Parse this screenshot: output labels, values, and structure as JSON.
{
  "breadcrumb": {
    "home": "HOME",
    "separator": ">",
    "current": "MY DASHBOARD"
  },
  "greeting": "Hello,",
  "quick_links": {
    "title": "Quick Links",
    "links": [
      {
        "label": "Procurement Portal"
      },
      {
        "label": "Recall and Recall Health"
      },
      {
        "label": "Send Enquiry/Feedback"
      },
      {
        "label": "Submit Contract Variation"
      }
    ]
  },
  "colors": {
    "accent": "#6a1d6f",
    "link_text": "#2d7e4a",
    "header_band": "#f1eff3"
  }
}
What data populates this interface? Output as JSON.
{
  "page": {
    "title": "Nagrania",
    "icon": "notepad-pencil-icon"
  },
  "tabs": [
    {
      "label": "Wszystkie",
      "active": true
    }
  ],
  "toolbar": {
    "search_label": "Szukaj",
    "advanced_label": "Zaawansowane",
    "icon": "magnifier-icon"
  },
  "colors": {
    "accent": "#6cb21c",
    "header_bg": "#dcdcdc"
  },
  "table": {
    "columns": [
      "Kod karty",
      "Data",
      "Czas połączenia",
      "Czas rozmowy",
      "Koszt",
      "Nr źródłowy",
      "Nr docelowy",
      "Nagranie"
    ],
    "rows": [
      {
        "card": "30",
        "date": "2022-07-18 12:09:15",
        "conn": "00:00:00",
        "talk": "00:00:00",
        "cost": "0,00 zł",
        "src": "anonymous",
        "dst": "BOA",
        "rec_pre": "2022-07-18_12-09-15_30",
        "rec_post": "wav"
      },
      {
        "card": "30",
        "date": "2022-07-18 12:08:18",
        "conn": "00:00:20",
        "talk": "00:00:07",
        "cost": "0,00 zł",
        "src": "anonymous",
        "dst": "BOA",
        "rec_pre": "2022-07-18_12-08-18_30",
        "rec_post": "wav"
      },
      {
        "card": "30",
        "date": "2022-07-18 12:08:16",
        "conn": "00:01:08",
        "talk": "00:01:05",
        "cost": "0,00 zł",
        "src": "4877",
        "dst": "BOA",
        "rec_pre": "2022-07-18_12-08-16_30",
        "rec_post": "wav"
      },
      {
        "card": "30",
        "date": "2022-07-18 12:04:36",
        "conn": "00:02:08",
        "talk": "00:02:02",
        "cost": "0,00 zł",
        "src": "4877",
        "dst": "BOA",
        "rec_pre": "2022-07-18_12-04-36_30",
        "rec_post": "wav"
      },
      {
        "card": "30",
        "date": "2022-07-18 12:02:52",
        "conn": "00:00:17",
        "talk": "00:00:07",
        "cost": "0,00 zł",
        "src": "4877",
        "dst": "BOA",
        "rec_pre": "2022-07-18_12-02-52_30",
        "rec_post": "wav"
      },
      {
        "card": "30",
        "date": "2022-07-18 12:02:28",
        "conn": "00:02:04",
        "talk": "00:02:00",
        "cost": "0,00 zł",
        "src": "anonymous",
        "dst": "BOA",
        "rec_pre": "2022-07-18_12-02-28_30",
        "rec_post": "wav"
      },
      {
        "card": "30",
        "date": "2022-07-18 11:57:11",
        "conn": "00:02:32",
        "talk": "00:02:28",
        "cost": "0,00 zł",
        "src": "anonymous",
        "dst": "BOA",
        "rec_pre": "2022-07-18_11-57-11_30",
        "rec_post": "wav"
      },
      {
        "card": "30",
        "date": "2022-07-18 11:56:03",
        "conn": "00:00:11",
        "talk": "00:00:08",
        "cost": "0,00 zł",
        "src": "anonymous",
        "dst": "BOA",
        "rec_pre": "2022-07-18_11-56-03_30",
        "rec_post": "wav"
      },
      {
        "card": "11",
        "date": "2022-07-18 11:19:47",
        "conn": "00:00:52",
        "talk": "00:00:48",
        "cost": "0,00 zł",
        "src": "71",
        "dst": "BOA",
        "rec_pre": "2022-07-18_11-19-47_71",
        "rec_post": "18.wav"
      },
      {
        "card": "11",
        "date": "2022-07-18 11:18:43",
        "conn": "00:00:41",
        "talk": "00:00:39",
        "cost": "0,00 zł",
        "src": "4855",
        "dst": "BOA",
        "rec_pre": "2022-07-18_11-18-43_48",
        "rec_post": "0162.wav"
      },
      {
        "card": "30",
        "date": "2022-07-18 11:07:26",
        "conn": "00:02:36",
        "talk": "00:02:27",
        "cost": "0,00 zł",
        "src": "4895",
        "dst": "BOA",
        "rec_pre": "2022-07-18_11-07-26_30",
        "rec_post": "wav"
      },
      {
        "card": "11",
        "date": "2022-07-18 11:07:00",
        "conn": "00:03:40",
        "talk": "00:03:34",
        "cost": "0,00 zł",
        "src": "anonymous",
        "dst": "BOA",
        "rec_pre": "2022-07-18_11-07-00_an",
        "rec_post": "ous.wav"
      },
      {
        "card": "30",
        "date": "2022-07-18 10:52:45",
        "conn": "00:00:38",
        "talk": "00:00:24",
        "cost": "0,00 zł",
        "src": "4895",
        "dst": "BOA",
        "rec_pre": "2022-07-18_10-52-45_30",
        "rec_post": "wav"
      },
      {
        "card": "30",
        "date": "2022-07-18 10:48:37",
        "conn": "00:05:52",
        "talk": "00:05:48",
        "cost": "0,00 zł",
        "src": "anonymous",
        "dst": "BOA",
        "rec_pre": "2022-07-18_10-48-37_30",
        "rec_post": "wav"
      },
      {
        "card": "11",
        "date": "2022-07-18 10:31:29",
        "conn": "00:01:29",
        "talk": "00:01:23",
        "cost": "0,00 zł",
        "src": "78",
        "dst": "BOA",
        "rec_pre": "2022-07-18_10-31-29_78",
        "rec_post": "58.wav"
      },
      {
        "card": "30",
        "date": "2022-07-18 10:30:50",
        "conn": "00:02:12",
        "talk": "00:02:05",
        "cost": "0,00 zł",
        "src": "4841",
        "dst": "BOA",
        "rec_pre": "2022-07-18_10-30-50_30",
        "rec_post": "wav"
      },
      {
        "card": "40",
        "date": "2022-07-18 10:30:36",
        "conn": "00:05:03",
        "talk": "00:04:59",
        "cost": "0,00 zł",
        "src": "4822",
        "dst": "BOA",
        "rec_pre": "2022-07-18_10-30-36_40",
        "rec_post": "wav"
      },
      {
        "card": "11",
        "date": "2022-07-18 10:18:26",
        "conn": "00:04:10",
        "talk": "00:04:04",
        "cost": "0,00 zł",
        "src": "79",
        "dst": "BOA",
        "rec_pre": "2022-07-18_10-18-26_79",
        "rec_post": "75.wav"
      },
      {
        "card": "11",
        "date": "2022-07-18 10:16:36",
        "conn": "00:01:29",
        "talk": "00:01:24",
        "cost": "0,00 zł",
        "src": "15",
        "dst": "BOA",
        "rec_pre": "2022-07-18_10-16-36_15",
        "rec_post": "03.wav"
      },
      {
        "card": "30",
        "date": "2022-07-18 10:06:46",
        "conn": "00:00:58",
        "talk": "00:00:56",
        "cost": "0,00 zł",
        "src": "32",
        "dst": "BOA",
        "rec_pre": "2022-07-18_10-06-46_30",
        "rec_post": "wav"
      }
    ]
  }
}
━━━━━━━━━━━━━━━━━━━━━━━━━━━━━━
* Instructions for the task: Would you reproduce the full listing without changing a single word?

* Expected answer:
Parse this screenshot: output labels, values, and structure as JSON.
{
  "breadcrumb": {
    "home": "HOME",
    "separator": ">",
    "current": "MY DASHBOARD"
  },
  "greeting": "Hello,",
  "quick_links": {
    "title": "Quick Links",
    "links": [
      {
        "label": "Procurement Portal"
      },
      {
        "label": "Recall and Recall Health"
      },
      {
        "label": "Send Enquiry/Feedback"
      },
      {
        "label": "Submit Contract Variation"
      }
    ]
  },
  "colors": {
    "accent": "#6a1d6f",
    "link_text": "#2d7e4a",
    "header_band": "#f1eff3"
  }
}
What data populates this interface? Output as JSON.
{
  "page": {
    "title": "Nagrania",
    "icon": "notepad-pencil-icon"
  },
  "tabs": [
    {
      "label": "Wszystkie",
      "active": true
    }
  ],
  "toolbar": {
    "search_label": "Szukaj",
    "advanced_label": "Zaawansowane",
    "icon": "magnifier-icon"
  },
  "colors": {
    "accent": "#6cb21c",
    "header_bg": "#dcdcdc"
  },
  "table": {
    "columns": [
      "Kod karty",
      "Data",
      "Czas połączenia",
      "Czas rozmowy",
      "Koszt",
      "Nr źródłowy",
      "Nr docelowy",
      "Nagranie"
    ],
    "rows": [
      {
        "card": "30",
        "date": "2022-07-18 12:09:15",
        "conn": "00:00:00",
        "talk": "00:00:00",
        "cost": "0,00 zł",
        "src": "anonymous",
        "dst": "BOA",
        "rec_pre": "2022-07-18_12-09-15_30",
        "rec_post": "wav"
      },
      {
        "card": "30",
        "date": "2022-07-18 12:08:18",
        "conn": "00:00:20",
        "talk": "00:00:07",
        "cost": "0,00 zł",
        "src": "anonymous",
        "dst": "BOA",
        "rec_pre": "2022-07-18_12-08-18_30",
        "rec_post": "wav"
      },
      {
        "card": "30",
        "date": "2022-07-18 12:08:16",
        "conn": "00:01:08",
        "talk": "00:01:05",
        "cost": "0,00 zł",
        "src": "4877",
        "dst": "BOA",
        "rec_pre": "2022-07-18_12-08-16_30",
        "rec_post": "wav"
      },
      {
        "card": "30",
        "date": "2022-07-18 12:04:36",
        "conn": "00:02:08",
        "talk": "00:02:02",
        "cost": "0,00 zł",
        "src": "4877",
        "dst": "BOA",
        "rec_pre": "2022-07-18_12-04-36_30",
        "rec_post": "wav"
      },
      {
        "card": "30",
        "date": "2022-07-18 12:02:52",
        "conn": "00:00:17",
        "talk": "00:00:07",
        "cost": "0,00 zł",
        "src": "4877",
        "dst": "BOA",
        "rec_pre": "2022-07-18_12-02-52_30",
        "rec_post": "wav"
      },
      {
        "card": "30",
        "date": "2022-07-18 12:02:28",
        "conn": "00:02:04",
        "talk": "00:02:00",
        "cost": "0,00 zł",
        "src": "anonymous",
        "dst": "BOA",
        "rec_pre": "2022-07-18_12-02-28_30",
        "rec_post": "wav"
      },
      {
        "card": "30",
        "date": "2022-07-18 11:57:11",
        "conn": "00:02:32",
        "talk": "00:02:28",
        "cost": "0,00 zł",
        "src": "anonymous",
        "dst": "BOA",
        "rec_pre": "2022-07-18_11-57-11_30",
        "rec_post": "wav"
      },
      {
        "card": "30",
        "date": "2022-07-18 11:56:03",
        "conn": "00:00:11",
        "talk": "00:00:08",
        "cost": "0,00 zł",
        "src": "anonymous",
        "dst": "BOA",
        "rec_pre": "2022-07-18_11-56-03_30",
        "rec_post": "wav"
      },
      {
        "card": "11",
        "date": "2022-07-18 11:19:47",
        "conn": "00:00:52",
        "talk": "00:00:48",
        "cost": "0,00 zł",
        "src": "71",
        "dst": "BOA",
        "rec_pre": "2022-07-18_11-19-47_71",
        "rec_post": "18.wav"
      },
      {
        "card": "11",
        "date": "2022-07-18 11:18:43",
        "conn": "00:00:41",
        "talk": "00:00:39",
        "cost": "0,00 zł",
        "src": "4855",
        "dst": "BOA",
        "rec_pre": "2022-07-18_11-18-43_48",
        "rec_post": "0162.wav"
      },
      {
        "card": "30",
        "date": "2022-07-18 11:07:26",
        "conn": "00:02:36",
        "talk": "00:02:27",
        "cost": "0,00 zł",
        "src": "4895",
        "dst": "BOA",
        "rec_pre": "2022-07-18_11-07-26_30",
        "rec_post": "wav"
      },
      {
        "card": "11",
        "date": "2022-07-18 11:07:00",
        "conn": "00:03:40",
        "talk": "00:03:34",
        "cost": "0,00 zł",
        "src": "anonymous",
        "dst": "BOA",
        "rec_pre": "2022-07-18_11-07-00_an",
        "rec_post": "ous.wav"
      },
      {
        "card": "30",
        "date": "2022-07-18 10:52:45",
        "conn": "00:00:38",
        "talk": "00:00:24",
        "cost": "0,00 zł",
        "src": "4895",
        "dst": "BOA",
        "rec_pre": "2022-07-18_10-52-45_30",
        "rec_post": "wav"
      },
      {
        "card": "30",
        "date": "2022-07-18 10:48:37",
        "conn": "00:05:52",
        "talk": "00:05:48",
        "cost": "0,00 zł",
        "src": "anonymous",
        "dst": "BOA",
        "rec_pre": "2022-07-18_10-48-37_30",
        "rec_post": "wav"
      },
      {
        "card": "11",
        "date": "2022-07-18 10:31:29",
        "conn": "00:01:29",
        "talk": "00:01:23",
        "cost": "0,00 zł",
        "src": "78",
        "dst": "BOA",
        "rec_pre": "2022-07-18_10-31-29_78",
        "rec_post": "58.wav"
      },
      {
        "card": "30",
        "date": "2022-07-18 10:30:50",
        "conn": "00:02:12",
        "talk": "00:02:05",
        "cost": "0,00 zł",
        "src": "4841",
        "dst": "BOA",
        "rec_pre": "2022-07-18_10-30-50_30",
        "rec_post": "wav"
      },
      {
        "card": "40",
        "date": "2022-07-18 10:30:36",
        "conn": "00:05:03",
        "talk": "00:04:59",
        "cost": "0,00 zł",
        "src": "4822",
        "dst": "BOA",
        "rec_pre": "2022-07-18_10-30-36_40",
        "rec_post": "wav"
      },
      {
        "card": "11",
        "date": "2022-07-18 10:18:26",
        "conn": "00:04:10",
        "talk": "00:04:04",
        "cost": "0,00 zł",
        "src": "79",
        "dst": "BOA",
        "rec_pre": "2022-07-18_10-18-26_79",
        "rec_post": "75.wav"
      },
      {
        "card": "11",
        "date": "2022-07-18 10:16:36",
        "conn": "00:01:29",
        "talk": "00:01:24",
        "cost": "0,00 zł",
        "src": "15",
        "dst": "BOA",
        "rec_pre": "2022-07-18_10-16-36_15",
        "rec_post": "03.wav"
      },
      {
        "card": "30",
        "date": "2022-07-18 10:06:46",
        "conn": "00:00:58",
        "talk": "00:00:56",
        "cost": "0,00 zł",
        "src": "32",
        "dst": "BOA",
        "rec_pre": "2022-07-18_10-06-46_30",
        "rec_post": "wav"
      }
    ]
  }
}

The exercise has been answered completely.